• [YOUR GOAL] Across the entries below, the lines containing "động" should be counted and only their number returned.

• [STORED DATA]
__________________________________________________
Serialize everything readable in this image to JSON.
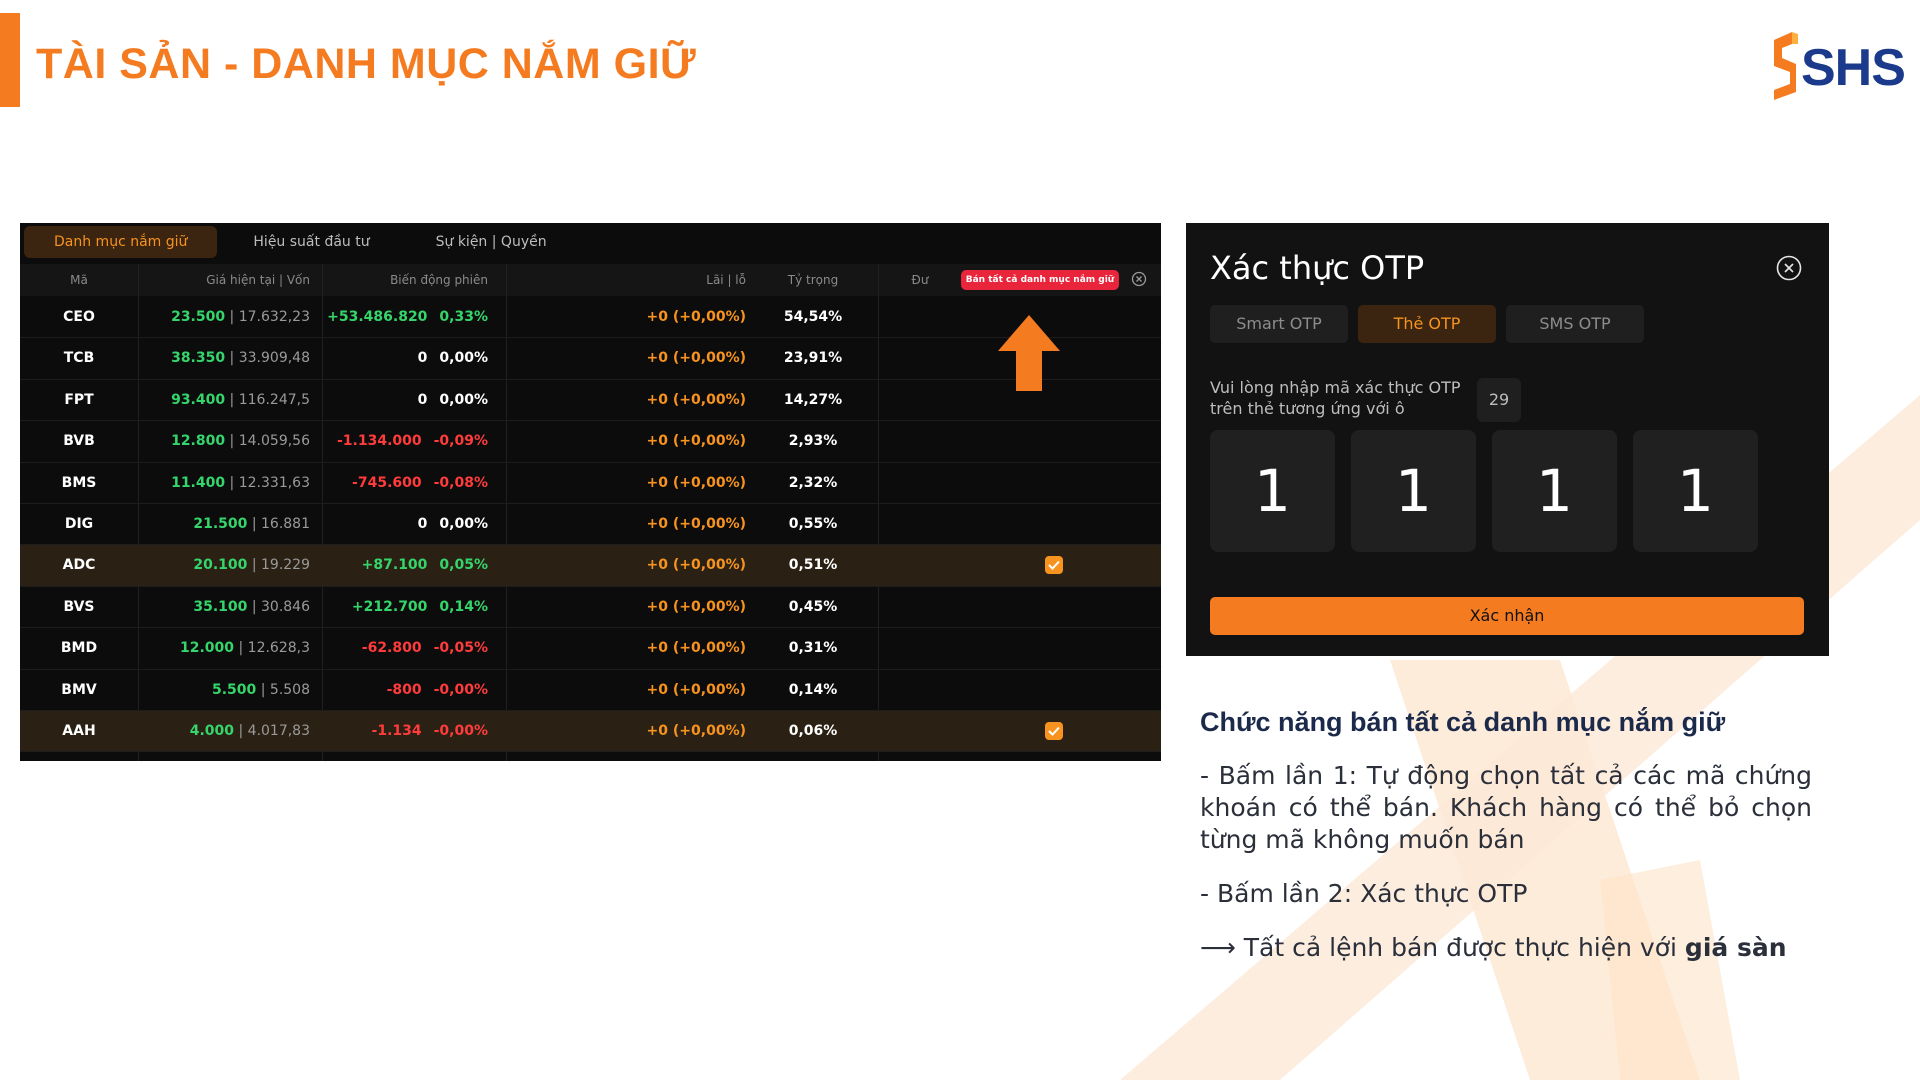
{
  "slide": {
    "title": "TÀI SẢN - DANH MỤC NẮM GIỮ",
    "logo_text": "SHS",
    "colors": {
      "accent": "#f47b20",
      "navy": "#1b3a8c"
    }
  },
  "portfolio": {
    "tabs": [
      {
        "label": "Danh mục nắm giữ",
        "active": true
      },
      {
        "label": "Hiệu suất đầu tư",
        "active": false
      },
      {
        "label": "Sự kiện | Quyền",
        "active": false
      }
    ],
    "headers": {
      "symbol": "Mã",
      "price": "Giá hiện tại | Vốn",
      "change": "Biến động phiên",
      "pl": "Lãi | lỗ",
      "weight": "Tỷ trọng",
      "du": "Đư"
    },
    "sell_all_button": "Bán tất cả danh mục nắm giữ",
    "rows": [
      {
        "symbol": "CEO",
        "price": "23.500",
        "cost": "17.632,23",
        "change": "+53.486.820",
        "change_pct": "0,33%",
        "direction": "up",
        "pl": "+0 (+0,00%)",
        "weight": "54,54%",
        "selected": false
      },
      {
        "symbol": "TCB",
        "price": "38.350",
        "cost": "33.909,48",
        "change": "0",
        "change_pct": "0,00%",
        "direction": "flat",
        "pl": "+0 (+0,00%)",
        "weight": "23,91%",
        "selected": false
      },
      {
        "symbol": "FPT",
        "price": "93.400",
        "cost": "116.247,5",
        "change": "0",
        "change_pct": "0,00%",
        "direction": "flat",
        "pl": "+0 (+0,00%)",
        "weight": "14,27%",
        "selected": false
      },
      {
        "symbol": "BVB",
        "price": "12.800",
        "cost": "14.059,56",
        "change": "-1.134.000",
        "change_pct": "-0,09%",
        "direction": "down",
        "pl": "+0 (+0,00%)",
        "weight": "2,93%",
        "selected": false
      },
      {
        "symbol": "BMS",
        "price": "11.400",
        "cost": "12.331,63",
        "change": "-745.600",
        "change_pct": "-0,08%",
        "direction": "down",
        "pl": "+0 (+0,00%)",
        "weight": "2,32%",
        "selected": false
      },
      {
        "symbol": "DIG",
        "price": "21.500",
        "cost": "16.881",
        "change": "0",
        "change_pct": "0,00%",
        "direction": "flat",
        "pl": "+0 (+0,00%)",
        "weight": "0,55%",
        "selected": false
      },
      {
        "symbol": "ADC",
        "price": "20.100",
        "cost": "19.229",
        "change": "+87.100",
        "change_pct": "0,05%",
        "direction": "up",
        "pl": "+0 (+0,00%)",
        "weight": "0,51%",
        "selected": true
      },
      {
        "symbol": "BVS",
        "price": "35.100",
        "cost": "30.846",
        "change": "+212.700",
        "change_pct": "0,14%",
        "direction": "up",
        "pl": "+0 (+0,00%)",
        "weight": "0,45%",
        "selected": false
      },
      {
        "symbol": "BMD",
        "price": "12.000",
        "cost": "12.628,3",
        "change": "-62.800",
        "change_pct": "-0,05%",
        "direction": "down",
        "pl": "+0 (+0,00%)",
        "weight": "0,31%",
        "selected": false
      },
      {
        "symbol": "BMV",
        "price": "5.500",
        "cost": "5.508",
        "change": "-800",
        "change_pct": "-0,00%",
        "direction": "down",
        "pl": "+0 (+0,00%)",
        "weight": "0,14%",
        "selected": false
      },
      {
        "symbol": "AAH",
        "price": "4.000",
        "cost": "4.017,83",
        "change": "-1.134",
        "change_pct": "-0,00%",
        "direction": "down",
        "pl": "+0 (+0,00%)",
        "weight": "0,06%",
        "selected": true
      }
    ]
  },
  "otp": {
    "title": "Xác thực OTP",
    "tabs": [
      {
        "label": "Smart OTP",
        "active": false
      },
      {
        "label": "Thẻ OTP",
        "active": true
      },
      {
        "label": "SMS OTP",
        "active": false
      }
    ],
    "instruction": "Vui lòng nhập mã xác thực OTP trên thẻ tương ứng với ô",
    "cell_index": "29",
    "digits": [
      "1",
      "1",
      "1",
      "1"
    ],
    "confirm_label": "Xác nhận"
  },
  "description": {
    "title": "Chức năng bán tất cả danh mục nắm giữ",
    "step1": "- Bấm lần 1: Tự động chọn tất cả các mã chứng khoán có thể bán. Khách hàng có thể bỏ chọn từng mã không muốn bán",
    "step2": "- Bấm lần 2: Xác thực OTP",
    "result_prefix": "⟶ Tất cả lệnh bán được thực hiện với ",
    "result_bold": "giá sàn"
  }
}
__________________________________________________
• [OUTPUT OF THE TASK] 2